| Task to carry out |
In the records below, how many lines hold the word "desc"? Give only the number.

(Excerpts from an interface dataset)
====

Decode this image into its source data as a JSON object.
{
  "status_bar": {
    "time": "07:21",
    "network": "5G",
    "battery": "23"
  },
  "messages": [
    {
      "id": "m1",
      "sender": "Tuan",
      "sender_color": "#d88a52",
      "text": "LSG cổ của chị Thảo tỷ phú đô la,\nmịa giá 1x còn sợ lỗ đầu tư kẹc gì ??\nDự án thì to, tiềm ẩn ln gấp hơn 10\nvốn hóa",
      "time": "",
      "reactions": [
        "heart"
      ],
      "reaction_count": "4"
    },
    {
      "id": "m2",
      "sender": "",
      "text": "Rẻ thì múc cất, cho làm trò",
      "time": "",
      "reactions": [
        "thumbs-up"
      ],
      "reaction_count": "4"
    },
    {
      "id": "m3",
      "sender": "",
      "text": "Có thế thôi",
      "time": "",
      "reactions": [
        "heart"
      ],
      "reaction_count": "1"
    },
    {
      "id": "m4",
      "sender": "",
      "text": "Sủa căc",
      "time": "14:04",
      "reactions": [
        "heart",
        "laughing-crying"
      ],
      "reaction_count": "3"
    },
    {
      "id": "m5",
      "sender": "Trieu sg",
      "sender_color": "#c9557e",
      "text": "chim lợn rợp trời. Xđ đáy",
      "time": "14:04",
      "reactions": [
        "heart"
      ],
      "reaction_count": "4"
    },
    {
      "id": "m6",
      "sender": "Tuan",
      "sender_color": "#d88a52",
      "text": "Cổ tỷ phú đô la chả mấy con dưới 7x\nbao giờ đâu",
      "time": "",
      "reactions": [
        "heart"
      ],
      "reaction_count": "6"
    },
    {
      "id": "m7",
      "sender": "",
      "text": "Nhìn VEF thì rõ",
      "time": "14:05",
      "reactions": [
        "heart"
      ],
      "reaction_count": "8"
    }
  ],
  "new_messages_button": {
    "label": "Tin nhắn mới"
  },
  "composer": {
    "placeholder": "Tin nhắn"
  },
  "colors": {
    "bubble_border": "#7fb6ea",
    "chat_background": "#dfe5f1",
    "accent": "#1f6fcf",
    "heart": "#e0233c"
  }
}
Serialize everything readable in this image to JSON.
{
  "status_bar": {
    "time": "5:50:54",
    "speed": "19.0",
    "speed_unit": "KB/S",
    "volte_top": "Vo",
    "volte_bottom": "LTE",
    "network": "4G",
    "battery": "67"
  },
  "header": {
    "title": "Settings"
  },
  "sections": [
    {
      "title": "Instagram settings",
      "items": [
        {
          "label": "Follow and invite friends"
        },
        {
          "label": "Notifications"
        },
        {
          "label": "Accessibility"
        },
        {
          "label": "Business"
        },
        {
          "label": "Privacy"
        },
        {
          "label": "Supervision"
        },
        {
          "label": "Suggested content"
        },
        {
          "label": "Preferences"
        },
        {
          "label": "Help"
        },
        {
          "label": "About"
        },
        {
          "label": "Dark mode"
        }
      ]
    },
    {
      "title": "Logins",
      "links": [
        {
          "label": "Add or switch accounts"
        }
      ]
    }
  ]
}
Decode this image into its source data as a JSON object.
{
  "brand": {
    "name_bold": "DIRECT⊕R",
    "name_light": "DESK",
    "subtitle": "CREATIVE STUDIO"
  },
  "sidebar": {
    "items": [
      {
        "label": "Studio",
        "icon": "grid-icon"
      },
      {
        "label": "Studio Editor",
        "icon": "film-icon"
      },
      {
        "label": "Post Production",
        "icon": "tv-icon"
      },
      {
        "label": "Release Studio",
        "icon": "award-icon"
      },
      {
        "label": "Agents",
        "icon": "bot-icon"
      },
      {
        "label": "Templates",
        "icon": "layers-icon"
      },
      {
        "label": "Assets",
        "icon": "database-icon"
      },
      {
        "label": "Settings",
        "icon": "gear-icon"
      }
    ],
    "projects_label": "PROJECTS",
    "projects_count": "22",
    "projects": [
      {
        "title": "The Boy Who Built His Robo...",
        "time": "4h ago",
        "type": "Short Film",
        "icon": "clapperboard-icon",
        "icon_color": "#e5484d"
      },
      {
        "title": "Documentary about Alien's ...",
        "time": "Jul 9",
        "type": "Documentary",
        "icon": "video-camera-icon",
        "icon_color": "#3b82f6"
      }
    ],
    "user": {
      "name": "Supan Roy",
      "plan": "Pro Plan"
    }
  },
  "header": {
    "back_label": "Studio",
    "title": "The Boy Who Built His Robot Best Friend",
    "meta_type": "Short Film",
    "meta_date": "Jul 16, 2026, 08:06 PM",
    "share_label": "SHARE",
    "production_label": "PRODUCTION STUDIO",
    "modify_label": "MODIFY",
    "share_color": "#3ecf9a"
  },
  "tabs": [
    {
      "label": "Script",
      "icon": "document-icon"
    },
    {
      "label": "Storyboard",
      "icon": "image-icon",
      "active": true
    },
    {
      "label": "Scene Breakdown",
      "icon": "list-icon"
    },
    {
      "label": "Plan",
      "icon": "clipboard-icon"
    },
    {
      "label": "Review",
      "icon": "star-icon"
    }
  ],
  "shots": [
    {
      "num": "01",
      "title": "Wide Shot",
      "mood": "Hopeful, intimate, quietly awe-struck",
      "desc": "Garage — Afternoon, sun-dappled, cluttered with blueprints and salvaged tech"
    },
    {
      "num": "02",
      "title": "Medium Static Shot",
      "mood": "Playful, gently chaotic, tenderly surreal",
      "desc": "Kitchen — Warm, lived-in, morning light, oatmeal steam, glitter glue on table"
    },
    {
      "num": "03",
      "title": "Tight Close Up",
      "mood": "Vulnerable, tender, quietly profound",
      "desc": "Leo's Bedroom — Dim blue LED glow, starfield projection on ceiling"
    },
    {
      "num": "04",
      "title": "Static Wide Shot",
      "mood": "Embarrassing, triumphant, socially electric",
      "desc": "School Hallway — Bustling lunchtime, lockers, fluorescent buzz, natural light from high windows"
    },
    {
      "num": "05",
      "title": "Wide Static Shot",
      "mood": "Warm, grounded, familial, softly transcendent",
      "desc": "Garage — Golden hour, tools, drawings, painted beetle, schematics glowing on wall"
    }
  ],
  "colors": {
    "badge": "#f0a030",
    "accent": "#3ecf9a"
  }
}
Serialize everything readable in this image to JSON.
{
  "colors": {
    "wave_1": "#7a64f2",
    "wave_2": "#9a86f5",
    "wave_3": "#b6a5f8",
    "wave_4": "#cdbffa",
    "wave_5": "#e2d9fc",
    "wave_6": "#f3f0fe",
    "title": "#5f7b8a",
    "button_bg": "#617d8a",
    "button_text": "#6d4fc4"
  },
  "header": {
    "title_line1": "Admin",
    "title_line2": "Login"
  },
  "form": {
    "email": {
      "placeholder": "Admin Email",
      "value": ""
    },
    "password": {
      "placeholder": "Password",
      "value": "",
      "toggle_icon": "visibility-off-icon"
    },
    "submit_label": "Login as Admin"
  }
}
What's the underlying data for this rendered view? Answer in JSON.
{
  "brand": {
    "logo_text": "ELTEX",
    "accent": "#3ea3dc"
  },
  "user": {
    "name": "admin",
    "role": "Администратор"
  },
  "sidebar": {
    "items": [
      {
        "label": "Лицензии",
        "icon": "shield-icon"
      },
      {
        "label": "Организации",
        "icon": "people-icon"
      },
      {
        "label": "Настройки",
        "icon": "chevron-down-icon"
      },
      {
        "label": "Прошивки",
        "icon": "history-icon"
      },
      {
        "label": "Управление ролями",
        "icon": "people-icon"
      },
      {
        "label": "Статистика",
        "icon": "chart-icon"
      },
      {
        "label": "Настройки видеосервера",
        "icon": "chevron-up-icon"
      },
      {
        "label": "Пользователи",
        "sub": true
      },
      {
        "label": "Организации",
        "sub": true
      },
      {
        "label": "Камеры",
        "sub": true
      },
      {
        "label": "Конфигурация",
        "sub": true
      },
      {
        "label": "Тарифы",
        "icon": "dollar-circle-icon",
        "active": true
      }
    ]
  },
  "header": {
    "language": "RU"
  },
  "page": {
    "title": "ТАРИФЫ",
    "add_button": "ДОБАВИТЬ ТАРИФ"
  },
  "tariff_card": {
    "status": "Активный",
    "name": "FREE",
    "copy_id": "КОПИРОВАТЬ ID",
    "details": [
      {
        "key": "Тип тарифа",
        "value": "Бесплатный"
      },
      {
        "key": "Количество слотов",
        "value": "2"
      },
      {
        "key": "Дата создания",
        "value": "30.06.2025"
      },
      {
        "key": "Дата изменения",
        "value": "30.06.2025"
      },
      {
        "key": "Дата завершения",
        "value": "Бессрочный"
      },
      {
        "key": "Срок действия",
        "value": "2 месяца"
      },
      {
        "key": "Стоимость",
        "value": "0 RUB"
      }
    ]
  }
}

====

| Answer to the exercise |
5